DIRECTIONS FOR THIS TASK:
Scan the entries for the word "Configuration". Every line that has it should be copied.

━━ DATASET EXTRACT ━━

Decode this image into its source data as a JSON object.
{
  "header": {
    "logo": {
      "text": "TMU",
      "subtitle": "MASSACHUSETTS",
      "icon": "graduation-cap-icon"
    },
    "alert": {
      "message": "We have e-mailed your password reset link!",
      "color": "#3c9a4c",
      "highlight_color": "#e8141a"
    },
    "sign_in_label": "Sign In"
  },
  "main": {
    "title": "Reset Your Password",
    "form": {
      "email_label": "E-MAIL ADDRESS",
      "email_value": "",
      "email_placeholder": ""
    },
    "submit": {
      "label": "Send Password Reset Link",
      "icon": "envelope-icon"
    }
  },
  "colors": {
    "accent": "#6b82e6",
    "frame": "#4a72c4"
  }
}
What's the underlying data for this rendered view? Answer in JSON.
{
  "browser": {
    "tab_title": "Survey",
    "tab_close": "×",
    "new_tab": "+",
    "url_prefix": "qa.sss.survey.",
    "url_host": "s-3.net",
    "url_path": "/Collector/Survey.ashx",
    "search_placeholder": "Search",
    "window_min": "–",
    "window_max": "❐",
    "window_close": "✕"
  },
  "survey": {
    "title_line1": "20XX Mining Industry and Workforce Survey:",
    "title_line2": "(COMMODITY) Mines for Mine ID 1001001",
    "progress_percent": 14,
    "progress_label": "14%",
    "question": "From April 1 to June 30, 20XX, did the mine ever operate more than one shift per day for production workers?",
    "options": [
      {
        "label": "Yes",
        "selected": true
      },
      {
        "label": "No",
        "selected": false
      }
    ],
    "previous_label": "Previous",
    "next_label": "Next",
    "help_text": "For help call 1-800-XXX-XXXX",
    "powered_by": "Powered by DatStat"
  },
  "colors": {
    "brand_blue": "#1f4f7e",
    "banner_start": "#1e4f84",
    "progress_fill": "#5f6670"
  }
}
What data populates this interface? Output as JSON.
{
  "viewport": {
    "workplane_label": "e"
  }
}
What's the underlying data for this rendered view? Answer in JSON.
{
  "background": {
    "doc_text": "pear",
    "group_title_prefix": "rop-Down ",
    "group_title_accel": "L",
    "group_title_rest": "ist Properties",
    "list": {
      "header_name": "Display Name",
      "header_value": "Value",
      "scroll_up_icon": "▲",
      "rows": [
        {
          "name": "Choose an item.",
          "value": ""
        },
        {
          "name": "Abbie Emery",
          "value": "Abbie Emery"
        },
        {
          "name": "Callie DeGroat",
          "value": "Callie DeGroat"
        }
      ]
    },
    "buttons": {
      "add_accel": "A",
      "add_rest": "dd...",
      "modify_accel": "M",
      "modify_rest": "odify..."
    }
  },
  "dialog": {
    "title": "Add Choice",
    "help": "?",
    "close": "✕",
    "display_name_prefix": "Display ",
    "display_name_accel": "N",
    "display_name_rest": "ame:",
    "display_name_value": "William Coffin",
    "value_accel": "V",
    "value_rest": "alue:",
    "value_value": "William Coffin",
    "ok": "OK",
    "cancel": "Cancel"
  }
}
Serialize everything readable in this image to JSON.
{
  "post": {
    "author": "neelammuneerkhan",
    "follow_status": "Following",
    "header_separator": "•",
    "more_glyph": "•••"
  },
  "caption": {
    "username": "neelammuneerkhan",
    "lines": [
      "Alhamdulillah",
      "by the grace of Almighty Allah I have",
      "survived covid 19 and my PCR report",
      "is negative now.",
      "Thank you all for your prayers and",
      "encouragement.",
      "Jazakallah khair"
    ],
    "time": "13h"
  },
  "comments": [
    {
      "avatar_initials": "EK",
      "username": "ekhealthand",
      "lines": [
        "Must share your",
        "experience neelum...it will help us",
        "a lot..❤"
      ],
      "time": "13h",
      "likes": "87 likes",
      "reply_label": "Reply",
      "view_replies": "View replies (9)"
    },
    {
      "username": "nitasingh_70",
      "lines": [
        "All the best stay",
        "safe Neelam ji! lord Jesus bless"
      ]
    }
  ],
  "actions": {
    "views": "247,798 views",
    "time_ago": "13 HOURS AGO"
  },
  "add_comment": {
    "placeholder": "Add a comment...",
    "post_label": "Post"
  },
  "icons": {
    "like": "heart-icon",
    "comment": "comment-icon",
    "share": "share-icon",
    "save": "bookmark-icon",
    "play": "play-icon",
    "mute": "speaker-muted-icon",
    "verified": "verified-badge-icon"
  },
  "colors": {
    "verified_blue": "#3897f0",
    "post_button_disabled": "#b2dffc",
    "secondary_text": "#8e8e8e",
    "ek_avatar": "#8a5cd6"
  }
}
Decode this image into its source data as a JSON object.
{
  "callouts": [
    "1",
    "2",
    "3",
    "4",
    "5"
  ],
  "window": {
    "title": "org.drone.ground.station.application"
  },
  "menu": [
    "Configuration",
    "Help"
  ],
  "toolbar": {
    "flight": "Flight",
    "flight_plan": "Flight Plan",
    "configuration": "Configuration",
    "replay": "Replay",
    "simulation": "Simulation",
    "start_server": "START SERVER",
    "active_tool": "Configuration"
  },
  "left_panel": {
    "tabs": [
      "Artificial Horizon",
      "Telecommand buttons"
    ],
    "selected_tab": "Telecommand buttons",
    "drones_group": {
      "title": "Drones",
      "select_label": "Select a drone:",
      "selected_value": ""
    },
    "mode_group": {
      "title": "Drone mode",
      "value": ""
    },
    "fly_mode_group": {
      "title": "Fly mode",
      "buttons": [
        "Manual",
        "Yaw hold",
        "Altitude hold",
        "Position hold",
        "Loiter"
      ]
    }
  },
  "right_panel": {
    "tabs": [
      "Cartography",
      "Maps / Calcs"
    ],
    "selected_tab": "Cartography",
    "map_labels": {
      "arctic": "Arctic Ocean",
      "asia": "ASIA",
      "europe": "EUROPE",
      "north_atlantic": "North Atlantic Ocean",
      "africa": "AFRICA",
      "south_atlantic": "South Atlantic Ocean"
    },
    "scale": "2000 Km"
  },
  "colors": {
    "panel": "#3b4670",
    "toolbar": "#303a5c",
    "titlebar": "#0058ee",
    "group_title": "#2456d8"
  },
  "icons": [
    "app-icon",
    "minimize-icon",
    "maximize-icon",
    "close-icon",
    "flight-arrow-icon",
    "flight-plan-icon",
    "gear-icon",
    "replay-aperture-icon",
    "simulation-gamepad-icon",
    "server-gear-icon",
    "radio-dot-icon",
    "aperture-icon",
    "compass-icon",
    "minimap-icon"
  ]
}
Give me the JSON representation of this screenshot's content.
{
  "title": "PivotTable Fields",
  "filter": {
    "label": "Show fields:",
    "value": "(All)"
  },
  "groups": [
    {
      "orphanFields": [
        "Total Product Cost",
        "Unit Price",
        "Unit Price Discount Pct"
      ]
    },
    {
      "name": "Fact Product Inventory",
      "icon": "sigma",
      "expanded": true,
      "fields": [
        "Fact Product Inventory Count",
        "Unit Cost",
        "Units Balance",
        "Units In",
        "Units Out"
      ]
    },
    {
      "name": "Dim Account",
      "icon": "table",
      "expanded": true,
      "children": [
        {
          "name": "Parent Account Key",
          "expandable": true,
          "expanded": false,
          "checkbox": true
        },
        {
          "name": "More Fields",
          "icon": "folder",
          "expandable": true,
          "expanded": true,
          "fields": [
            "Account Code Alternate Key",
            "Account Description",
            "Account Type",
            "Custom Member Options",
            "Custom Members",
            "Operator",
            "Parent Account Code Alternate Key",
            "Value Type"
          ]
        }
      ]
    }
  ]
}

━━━

EXERCISE OUTPUT:
    "Configuration",
    "configuration": "Configuration",
    "active_tool": "Configuration"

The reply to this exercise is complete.